Woodman said successful hospitals have the basics down when it comes to foreign patients: interpreters, familiar foods, cultural sensitivity. They also have a stellar medical reputation, are easy to get to and, often, have cultural or medical relationships with the sending country. (South Florida, with its Hispanic culture, draws a lot of patients from Spanish-speaking countries, for example.)
But there's "tourism" in medical tourism, too. Location matters to patients. Hotels matter. Restaurants, shopping and activities all matter.
"If you're a patient from somewhere else and you have a choice between going there or New York or London or Los Angeles or Boston or Dubai, you're competing not just on medical care, you're competing on the entire pluses and minuses of that city," Woodman said. "Let's put it this way: If you can convince a lot of people to come to Rochester, Minn., especially in the wintertime, you're doing something right."

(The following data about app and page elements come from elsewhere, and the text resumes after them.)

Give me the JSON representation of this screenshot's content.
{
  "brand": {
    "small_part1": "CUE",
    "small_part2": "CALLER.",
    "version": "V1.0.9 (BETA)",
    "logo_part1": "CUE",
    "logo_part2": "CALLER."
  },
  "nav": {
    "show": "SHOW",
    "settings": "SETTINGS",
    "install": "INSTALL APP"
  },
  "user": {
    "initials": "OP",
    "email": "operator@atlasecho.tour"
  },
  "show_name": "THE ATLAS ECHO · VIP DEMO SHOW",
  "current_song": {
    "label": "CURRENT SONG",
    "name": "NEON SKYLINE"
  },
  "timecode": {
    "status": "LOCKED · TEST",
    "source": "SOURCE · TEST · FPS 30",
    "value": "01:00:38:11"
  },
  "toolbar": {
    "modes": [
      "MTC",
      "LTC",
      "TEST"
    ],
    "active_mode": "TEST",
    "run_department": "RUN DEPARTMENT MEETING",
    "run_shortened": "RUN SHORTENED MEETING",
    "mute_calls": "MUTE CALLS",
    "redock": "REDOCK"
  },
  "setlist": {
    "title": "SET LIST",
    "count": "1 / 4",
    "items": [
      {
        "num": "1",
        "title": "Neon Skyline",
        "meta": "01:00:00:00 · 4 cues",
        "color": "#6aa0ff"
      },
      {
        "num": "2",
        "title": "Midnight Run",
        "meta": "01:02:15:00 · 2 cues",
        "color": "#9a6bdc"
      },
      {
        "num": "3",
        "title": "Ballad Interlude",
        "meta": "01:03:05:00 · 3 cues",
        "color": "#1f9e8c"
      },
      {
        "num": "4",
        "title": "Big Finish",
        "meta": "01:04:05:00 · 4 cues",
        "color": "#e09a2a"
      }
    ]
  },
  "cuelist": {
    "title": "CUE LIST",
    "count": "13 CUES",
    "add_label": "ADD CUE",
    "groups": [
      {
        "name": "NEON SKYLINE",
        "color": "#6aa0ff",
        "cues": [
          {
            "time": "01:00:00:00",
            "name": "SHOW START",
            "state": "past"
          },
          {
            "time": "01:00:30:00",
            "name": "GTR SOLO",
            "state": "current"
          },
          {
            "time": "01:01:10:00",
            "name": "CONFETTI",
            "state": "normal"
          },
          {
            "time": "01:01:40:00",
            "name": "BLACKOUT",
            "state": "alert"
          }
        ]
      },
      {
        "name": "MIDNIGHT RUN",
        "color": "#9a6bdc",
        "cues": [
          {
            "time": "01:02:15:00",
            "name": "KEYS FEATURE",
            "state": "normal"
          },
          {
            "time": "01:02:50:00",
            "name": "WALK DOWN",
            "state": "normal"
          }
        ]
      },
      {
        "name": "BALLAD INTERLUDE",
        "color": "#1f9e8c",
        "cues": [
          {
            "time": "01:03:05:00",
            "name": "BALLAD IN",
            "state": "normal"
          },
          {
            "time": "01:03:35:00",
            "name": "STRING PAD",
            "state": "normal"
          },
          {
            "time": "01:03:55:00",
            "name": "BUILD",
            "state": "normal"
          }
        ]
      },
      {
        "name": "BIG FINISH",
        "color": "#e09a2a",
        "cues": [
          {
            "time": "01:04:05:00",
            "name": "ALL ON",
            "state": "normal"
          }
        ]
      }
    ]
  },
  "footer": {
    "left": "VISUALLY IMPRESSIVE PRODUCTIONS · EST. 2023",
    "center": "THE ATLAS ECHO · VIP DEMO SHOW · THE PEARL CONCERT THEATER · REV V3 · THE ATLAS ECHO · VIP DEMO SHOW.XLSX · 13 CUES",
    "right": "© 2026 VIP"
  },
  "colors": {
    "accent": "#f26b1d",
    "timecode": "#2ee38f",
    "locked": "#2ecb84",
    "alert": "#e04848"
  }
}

The Mayo Clinic and the state of Minnesota seem to agree. In 2013, Minnesota passed a "destination medical center" law that gave a half-billion dollars in state tax breaks to a $6 billion expansion project designed to make the Mayo Clinic and Rochester a complete global medical destination.
Woodman sees medical tourism growing 15 to 20 percent per year worldwide in the coming years as people in developing countries get richer and more cutting-edge treatments become available.
Long term — in 30 or so years, as more countries develop good medical care — he predicts medical tourism will decline. Mostly.
"There's always going to be travel for star doctors, for access to certain types of treatments, for experimental treatments. And for value," he said.